### [What to do]
Copy all the lines of the data that include the word "this".

Stored records

+ + + + +

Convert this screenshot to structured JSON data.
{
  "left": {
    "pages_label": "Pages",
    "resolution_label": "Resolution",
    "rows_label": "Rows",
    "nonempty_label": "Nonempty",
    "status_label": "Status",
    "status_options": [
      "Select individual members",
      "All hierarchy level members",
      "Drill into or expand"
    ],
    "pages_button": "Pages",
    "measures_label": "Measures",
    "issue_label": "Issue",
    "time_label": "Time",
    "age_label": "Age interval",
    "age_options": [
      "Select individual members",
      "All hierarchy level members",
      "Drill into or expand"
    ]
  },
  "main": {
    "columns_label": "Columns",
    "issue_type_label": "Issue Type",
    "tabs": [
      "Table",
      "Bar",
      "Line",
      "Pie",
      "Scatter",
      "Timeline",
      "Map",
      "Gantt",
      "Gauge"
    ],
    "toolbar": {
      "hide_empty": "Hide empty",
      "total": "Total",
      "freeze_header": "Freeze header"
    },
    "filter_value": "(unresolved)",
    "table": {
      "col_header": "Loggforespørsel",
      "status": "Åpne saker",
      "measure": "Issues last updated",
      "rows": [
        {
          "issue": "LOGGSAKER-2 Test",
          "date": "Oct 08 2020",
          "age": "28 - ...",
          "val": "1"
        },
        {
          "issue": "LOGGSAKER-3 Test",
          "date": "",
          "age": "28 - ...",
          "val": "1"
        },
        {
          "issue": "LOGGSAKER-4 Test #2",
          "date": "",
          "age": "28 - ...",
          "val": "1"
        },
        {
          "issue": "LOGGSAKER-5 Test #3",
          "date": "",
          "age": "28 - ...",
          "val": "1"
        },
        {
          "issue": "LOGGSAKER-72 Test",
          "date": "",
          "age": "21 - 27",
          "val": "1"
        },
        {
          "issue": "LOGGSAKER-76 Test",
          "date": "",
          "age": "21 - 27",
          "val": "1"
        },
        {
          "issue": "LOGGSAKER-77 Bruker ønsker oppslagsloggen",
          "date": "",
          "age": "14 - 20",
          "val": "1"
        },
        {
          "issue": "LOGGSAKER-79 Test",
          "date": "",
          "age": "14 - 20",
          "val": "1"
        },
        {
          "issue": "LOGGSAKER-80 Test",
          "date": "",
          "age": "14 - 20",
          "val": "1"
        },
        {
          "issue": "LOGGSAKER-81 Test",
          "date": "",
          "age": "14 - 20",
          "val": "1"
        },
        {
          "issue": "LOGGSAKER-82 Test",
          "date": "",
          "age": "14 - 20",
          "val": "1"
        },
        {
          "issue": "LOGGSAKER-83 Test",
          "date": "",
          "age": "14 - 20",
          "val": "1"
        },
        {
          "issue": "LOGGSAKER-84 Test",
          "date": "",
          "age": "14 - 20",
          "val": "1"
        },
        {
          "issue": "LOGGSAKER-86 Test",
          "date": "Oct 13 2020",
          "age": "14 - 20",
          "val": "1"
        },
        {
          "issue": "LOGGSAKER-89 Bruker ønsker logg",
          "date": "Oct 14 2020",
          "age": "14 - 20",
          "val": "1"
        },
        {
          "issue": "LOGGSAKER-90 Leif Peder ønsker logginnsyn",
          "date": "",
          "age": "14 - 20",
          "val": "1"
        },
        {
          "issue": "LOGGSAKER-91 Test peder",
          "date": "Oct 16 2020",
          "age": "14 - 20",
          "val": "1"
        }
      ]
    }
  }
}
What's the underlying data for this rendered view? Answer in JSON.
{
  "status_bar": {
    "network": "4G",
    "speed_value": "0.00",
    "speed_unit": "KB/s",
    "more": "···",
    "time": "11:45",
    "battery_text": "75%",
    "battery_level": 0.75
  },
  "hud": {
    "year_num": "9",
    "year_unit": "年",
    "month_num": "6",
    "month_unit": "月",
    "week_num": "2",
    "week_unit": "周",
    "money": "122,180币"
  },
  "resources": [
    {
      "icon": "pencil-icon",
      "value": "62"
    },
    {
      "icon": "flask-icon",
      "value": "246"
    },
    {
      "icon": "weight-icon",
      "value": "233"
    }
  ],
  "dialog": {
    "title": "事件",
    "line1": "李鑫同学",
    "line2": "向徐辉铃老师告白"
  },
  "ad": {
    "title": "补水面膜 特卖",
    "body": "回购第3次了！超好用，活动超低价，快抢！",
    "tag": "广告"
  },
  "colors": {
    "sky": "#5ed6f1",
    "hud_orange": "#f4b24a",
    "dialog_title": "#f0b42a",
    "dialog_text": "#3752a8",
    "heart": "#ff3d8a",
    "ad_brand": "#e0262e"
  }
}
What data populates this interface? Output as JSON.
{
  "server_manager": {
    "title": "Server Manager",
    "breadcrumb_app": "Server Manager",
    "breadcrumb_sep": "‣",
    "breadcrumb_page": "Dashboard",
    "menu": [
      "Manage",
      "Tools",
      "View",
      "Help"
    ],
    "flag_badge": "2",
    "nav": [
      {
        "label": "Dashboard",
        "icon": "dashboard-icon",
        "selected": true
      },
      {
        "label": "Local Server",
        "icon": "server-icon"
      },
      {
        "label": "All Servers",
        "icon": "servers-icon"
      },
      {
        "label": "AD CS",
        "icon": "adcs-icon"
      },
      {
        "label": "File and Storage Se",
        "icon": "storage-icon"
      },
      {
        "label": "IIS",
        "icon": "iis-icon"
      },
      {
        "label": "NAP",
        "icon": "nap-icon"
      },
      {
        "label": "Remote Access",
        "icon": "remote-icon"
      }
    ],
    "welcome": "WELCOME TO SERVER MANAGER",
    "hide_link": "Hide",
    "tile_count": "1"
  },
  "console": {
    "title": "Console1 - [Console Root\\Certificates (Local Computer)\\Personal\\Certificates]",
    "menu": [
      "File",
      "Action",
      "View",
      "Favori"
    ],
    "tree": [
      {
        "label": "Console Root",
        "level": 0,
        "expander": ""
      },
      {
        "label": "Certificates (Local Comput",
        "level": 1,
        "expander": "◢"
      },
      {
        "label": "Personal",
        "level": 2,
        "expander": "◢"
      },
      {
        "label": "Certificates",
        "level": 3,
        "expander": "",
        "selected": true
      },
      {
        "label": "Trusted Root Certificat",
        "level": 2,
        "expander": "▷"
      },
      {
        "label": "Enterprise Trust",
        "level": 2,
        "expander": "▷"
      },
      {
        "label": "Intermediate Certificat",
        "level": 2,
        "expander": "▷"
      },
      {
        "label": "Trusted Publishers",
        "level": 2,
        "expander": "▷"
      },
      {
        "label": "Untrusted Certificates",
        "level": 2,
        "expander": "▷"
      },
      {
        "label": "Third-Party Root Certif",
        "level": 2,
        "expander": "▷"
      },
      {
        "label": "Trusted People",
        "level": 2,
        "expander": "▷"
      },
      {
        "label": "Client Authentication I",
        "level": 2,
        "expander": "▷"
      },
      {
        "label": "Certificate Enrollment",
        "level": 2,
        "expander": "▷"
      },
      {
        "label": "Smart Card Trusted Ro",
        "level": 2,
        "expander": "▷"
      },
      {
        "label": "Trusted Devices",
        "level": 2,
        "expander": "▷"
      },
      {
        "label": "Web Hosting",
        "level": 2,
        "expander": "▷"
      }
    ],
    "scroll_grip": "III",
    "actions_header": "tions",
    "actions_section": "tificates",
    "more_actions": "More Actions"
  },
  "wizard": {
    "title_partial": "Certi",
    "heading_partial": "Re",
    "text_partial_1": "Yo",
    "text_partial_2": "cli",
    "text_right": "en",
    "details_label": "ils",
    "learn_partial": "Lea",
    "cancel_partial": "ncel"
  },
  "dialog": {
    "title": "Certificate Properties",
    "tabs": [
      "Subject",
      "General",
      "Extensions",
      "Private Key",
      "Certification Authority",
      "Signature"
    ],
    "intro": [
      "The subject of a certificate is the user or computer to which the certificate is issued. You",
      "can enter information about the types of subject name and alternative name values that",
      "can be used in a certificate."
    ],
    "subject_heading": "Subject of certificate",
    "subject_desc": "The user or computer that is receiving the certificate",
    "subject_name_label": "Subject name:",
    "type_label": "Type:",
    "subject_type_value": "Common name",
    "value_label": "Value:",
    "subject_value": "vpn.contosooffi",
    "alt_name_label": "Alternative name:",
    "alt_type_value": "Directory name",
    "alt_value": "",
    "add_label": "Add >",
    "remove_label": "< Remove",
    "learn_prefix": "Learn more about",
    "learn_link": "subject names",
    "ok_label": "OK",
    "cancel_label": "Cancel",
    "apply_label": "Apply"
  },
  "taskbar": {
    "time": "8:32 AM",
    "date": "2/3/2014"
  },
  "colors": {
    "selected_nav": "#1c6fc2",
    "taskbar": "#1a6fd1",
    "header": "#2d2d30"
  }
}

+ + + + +

### [Exercise result]
Convert this screenshot to structured JSON data.
What's the underlying data for this rendered view? Answer in JSON.
What data populates this interface? Output as JSON.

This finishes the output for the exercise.